### Task objective:
The entries below are to be reproduced exactly, with their pictures omitted.

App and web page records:
────────────────────────────────────────

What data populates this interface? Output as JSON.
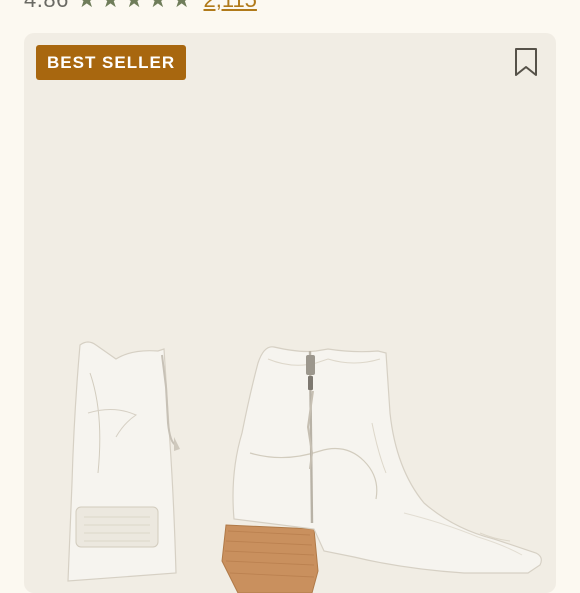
{
  "product": {
    "rating": "4.86",
    "stars_filled": 5,
    "stars_total": 5,
    "review_count": "2,115"
  },
  "image_card": {
    "badge_label": "BEST SELLER",
    "save_icon": "bookmark-icon",
    "image_subject": "white-western-ankle-boots"
  },
  "colors": {
    "badge": "#a8670f",
    "star": "#6f7d5a",
    "link": "#b07a1a",
    "card_bg": "#f1ede4",
    "page_bg": "#fcf9f1"
  }
}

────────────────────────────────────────

### The completed task:
What data populates this interface? Output as JSON.
{
  "product": {
    "rating": "4.86",
    "stars_filled": 5,
    "stars_total": 5,
    "review_count": "2,115"
  },
  "image_card": {
    "badge_label": "BEST SELLER",
    "save_icon": "bookmark-icon",
    "image_subject": "white-western-ankle-boots"
  },
  "colors": {
    "badge": "#a8670f",
    "star": "#6f7d5a",
    "link": "#b07a1a",
    "card_bg": "#f1ede4",
    "page_bg": "#fcf9f1"
  }
}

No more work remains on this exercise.